[Start of section]

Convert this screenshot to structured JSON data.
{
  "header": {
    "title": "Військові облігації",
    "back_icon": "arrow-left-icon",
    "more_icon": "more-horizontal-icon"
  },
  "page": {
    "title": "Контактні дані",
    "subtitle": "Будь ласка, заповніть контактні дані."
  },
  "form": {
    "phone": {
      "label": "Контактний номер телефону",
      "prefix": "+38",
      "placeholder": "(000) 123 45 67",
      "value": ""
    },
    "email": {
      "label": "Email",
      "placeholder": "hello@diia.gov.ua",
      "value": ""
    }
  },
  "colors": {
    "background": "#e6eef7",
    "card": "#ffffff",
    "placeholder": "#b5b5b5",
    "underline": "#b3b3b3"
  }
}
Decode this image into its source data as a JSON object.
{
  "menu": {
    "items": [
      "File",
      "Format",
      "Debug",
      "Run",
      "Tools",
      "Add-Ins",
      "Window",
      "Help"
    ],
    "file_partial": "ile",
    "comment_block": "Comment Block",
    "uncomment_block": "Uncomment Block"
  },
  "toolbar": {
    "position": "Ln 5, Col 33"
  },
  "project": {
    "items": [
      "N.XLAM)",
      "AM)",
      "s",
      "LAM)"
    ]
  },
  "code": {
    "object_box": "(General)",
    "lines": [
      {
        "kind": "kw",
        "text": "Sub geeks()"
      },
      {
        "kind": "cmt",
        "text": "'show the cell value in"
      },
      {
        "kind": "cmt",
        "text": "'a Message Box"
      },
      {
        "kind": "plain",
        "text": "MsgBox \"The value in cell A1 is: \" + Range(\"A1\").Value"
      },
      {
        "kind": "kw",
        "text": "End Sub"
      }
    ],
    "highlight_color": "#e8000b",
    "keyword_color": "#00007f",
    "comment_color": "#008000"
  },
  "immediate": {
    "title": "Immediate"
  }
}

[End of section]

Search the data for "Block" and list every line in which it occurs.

    "comment_block": "Comment Block",
    "uncomment_block": "Uncomment Block"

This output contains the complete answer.